> _Data records_
● ● ● ●
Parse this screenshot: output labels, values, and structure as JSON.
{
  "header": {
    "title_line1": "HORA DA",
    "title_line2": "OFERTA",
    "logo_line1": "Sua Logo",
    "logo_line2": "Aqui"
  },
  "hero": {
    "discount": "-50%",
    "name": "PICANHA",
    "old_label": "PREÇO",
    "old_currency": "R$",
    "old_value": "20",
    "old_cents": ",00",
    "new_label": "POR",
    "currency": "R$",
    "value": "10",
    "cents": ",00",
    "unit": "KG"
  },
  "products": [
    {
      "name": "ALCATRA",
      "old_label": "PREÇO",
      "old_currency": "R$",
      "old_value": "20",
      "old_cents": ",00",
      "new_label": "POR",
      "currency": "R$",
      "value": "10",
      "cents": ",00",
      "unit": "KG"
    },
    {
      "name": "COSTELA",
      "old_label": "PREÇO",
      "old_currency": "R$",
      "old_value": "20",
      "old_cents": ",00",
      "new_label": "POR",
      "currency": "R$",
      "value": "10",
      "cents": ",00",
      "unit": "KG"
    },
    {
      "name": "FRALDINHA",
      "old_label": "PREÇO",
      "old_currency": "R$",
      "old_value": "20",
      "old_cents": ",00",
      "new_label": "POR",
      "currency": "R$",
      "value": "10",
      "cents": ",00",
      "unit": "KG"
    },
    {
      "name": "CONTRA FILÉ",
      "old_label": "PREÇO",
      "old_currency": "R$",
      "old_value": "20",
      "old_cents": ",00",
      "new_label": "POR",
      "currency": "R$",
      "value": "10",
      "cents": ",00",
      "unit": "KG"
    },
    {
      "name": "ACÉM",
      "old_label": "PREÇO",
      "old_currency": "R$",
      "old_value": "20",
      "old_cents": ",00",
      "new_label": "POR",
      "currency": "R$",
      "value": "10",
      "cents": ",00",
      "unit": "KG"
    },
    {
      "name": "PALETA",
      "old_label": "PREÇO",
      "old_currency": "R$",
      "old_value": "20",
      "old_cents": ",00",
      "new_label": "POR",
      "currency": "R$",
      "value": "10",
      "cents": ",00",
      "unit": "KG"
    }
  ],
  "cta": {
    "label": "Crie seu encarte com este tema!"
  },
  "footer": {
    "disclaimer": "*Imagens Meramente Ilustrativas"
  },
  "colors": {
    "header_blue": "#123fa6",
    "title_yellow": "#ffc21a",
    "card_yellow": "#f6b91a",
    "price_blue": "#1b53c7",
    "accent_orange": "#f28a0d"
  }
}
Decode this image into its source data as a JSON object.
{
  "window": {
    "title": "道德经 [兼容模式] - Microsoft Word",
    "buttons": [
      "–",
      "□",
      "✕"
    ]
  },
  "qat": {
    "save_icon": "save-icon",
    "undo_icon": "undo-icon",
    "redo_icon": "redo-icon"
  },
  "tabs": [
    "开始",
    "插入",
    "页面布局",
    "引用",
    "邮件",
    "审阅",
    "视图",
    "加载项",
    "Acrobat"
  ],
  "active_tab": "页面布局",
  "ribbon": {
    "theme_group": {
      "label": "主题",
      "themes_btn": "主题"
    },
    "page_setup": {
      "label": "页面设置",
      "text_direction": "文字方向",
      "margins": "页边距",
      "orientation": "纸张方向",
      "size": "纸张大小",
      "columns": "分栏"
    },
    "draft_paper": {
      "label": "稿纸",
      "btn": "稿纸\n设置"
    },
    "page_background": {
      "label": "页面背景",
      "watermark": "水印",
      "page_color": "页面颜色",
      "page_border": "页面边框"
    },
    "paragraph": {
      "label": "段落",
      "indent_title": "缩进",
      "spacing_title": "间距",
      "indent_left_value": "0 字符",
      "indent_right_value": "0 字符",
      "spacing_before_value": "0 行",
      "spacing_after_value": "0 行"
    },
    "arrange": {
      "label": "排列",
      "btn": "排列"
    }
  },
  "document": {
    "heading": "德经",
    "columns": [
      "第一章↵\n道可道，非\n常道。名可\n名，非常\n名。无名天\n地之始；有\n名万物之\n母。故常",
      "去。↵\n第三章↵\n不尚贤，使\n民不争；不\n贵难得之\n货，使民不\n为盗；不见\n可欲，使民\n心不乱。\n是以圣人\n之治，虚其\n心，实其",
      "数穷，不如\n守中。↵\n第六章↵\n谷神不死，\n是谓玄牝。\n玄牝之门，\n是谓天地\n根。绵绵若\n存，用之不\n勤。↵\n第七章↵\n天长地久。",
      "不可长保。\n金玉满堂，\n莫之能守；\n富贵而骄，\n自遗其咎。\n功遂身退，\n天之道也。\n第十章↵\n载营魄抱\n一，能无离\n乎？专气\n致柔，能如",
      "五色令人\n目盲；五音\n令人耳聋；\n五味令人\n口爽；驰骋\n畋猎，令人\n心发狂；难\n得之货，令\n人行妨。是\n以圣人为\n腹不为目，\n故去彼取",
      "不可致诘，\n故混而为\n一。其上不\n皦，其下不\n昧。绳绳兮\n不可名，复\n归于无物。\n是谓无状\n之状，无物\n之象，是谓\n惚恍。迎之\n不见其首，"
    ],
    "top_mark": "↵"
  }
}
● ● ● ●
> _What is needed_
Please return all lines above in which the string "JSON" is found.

> _Response area_
Parse this screenshot: output labels, values, and structure as JSON.
Decode this image into its source data as a JSON object.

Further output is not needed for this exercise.